(App and web page records)
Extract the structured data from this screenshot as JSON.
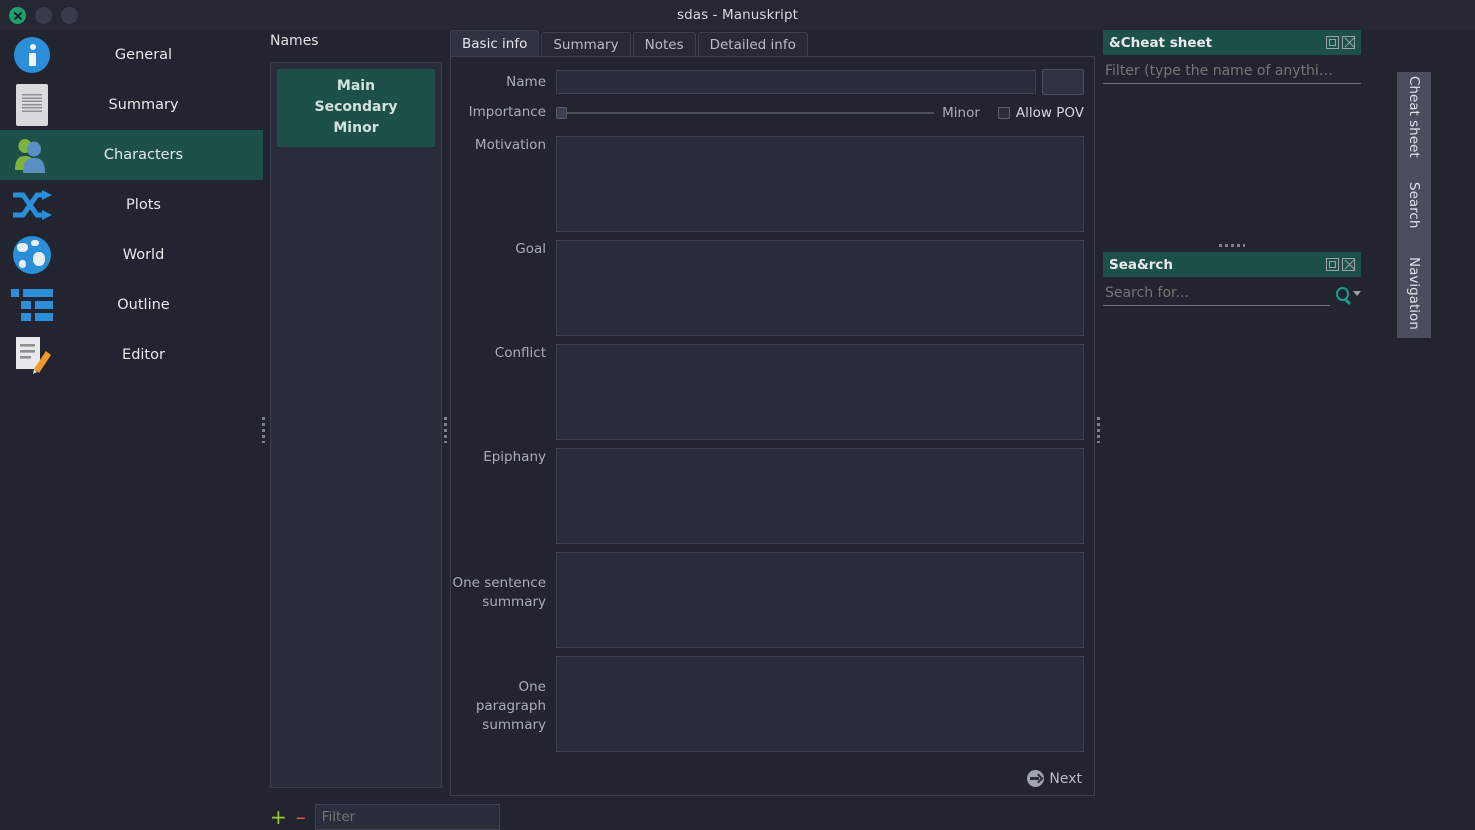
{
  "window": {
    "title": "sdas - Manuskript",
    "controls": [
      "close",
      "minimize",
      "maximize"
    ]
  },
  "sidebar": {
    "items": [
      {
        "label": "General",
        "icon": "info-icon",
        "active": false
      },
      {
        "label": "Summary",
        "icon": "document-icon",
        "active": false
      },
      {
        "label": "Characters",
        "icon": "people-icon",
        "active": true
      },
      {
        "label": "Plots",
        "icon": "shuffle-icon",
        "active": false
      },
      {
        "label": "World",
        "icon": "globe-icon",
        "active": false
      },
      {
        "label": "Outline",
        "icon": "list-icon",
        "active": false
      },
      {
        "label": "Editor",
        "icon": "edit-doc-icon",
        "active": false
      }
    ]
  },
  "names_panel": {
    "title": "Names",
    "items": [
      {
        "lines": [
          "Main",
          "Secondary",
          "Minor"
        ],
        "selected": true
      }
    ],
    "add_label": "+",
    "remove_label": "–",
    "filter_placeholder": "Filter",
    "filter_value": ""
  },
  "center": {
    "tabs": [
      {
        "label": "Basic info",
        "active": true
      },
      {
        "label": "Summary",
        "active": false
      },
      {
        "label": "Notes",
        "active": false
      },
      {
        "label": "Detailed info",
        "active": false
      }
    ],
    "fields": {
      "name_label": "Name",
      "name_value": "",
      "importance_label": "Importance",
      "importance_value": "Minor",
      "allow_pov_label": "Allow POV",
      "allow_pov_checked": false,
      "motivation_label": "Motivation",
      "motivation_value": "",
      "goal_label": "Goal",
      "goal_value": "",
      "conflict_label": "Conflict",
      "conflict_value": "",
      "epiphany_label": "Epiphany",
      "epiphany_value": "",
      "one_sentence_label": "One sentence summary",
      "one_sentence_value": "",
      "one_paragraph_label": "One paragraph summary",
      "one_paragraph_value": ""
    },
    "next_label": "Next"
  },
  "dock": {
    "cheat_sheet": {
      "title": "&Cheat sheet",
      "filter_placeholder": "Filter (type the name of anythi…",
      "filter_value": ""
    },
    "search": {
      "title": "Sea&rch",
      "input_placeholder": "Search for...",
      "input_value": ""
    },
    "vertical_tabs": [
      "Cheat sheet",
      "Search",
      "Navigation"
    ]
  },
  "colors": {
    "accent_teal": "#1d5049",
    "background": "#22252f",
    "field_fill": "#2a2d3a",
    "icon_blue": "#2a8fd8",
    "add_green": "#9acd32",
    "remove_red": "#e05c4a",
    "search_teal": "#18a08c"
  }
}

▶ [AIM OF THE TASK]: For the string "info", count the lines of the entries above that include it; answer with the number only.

▶ [OUTPUT]: 3